Unfortunately, with limited triple channel memory to compare the HyperX modules too, at stock speeds, it wasn’t much of a contest.
The much higher frequency of the Kingston HyperX 1866MHz RAM meant that the value OCZ Gold memory wasn’t able to keep up and especially in the bandwidth tests, lagged far behind.
With both memory sets using CL9 timings, the latencies of the kits are comparable and it’s more than evident that the HyperX modules perform much better with low latencies for both the Sisoft and Lavalys Everest benchmarks. Read, write and copy speeds show the Kingston RAM to be head and shoulders above OCZ’s offering, outperforming it by around 5000MB/s in each test.

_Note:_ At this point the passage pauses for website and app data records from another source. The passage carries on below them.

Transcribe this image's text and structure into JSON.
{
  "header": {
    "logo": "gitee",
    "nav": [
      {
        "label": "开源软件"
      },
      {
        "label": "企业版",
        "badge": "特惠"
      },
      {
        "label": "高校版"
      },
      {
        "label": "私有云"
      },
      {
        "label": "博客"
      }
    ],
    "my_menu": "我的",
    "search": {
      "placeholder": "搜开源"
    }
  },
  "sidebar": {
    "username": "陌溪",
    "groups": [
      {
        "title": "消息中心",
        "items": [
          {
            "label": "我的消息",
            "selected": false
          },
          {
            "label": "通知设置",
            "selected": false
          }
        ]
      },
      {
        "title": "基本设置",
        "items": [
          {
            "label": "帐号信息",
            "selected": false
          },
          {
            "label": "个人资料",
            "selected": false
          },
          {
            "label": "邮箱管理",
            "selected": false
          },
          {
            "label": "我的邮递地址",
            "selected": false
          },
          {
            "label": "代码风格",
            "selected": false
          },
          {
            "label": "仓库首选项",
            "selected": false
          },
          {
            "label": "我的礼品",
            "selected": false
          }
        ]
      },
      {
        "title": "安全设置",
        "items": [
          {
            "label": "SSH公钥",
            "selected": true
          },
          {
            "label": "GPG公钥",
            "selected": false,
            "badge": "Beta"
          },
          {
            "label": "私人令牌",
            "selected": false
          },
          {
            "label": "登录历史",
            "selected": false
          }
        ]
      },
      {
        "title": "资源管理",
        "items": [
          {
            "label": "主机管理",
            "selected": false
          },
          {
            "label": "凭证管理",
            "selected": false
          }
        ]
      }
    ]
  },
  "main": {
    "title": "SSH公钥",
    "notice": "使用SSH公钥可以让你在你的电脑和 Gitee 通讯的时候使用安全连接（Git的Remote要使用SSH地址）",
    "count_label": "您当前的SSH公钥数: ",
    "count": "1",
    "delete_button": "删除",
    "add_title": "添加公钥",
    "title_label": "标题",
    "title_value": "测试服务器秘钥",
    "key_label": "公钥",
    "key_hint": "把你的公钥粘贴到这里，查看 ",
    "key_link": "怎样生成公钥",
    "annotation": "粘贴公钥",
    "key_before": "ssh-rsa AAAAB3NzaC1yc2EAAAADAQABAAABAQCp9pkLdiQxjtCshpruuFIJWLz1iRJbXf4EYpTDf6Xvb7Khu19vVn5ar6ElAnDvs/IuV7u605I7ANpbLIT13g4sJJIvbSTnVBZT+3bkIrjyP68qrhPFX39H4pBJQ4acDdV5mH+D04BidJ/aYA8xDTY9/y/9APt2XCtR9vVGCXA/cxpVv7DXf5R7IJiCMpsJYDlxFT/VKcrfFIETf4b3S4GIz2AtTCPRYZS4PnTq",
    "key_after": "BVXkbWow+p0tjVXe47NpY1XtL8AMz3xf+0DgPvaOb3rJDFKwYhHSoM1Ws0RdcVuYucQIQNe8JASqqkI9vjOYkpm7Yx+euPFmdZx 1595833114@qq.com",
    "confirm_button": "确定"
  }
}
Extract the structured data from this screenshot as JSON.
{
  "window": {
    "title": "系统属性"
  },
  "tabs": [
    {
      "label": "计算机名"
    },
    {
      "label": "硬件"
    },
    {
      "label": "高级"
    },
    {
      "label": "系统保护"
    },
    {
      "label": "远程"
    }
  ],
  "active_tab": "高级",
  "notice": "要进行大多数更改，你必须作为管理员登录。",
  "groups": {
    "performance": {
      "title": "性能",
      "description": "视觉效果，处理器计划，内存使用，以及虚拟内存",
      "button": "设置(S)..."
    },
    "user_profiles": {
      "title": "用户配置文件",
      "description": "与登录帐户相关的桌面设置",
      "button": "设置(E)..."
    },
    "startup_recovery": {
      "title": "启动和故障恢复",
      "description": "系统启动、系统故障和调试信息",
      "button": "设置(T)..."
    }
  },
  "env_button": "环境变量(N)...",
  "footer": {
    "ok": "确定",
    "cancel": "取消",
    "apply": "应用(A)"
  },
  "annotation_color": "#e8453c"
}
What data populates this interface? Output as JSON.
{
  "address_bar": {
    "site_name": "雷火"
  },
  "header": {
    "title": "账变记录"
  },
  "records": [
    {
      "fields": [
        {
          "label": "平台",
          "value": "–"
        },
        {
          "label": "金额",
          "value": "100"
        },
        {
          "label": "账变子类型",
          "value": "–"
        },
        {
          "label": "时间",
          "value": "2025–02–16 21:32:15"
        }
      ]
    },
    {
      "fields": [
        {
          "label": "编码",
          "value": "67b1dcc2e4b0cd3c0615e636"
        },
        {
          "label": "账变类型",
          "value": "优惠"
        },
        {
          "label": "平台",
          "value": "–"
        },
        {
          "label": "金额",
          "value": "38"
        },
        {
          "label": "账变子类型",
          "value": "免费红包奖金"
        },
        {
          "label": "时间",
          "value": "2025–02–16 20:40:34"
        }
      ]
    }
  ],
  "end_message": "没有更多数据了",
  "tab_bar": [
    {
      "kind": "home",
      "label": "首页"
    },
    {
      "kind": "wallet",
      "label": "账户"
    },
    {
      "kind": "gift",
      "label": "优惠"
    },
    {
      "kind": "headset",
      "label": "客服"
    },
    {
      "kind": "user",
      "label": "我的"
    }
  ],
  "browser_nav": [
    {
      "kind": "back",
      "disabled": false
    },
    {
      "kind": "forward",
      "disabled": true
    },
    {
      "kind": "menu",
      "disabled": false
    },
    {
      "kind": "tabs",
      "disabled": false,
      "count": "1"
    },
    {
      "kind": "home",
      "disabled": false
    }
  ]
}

Clearly, we can’t be too sure about the performance of the Kingston 1866MHZ CL9 kit as we don’t have a kit of similar order to compare too. However, as it stands, it doesn’t look bad.
The kit comes in at $248.00 which converts to approximately £155.00 – it’s expensive but not very excessively so, especially considering the 1866MHz stock speed.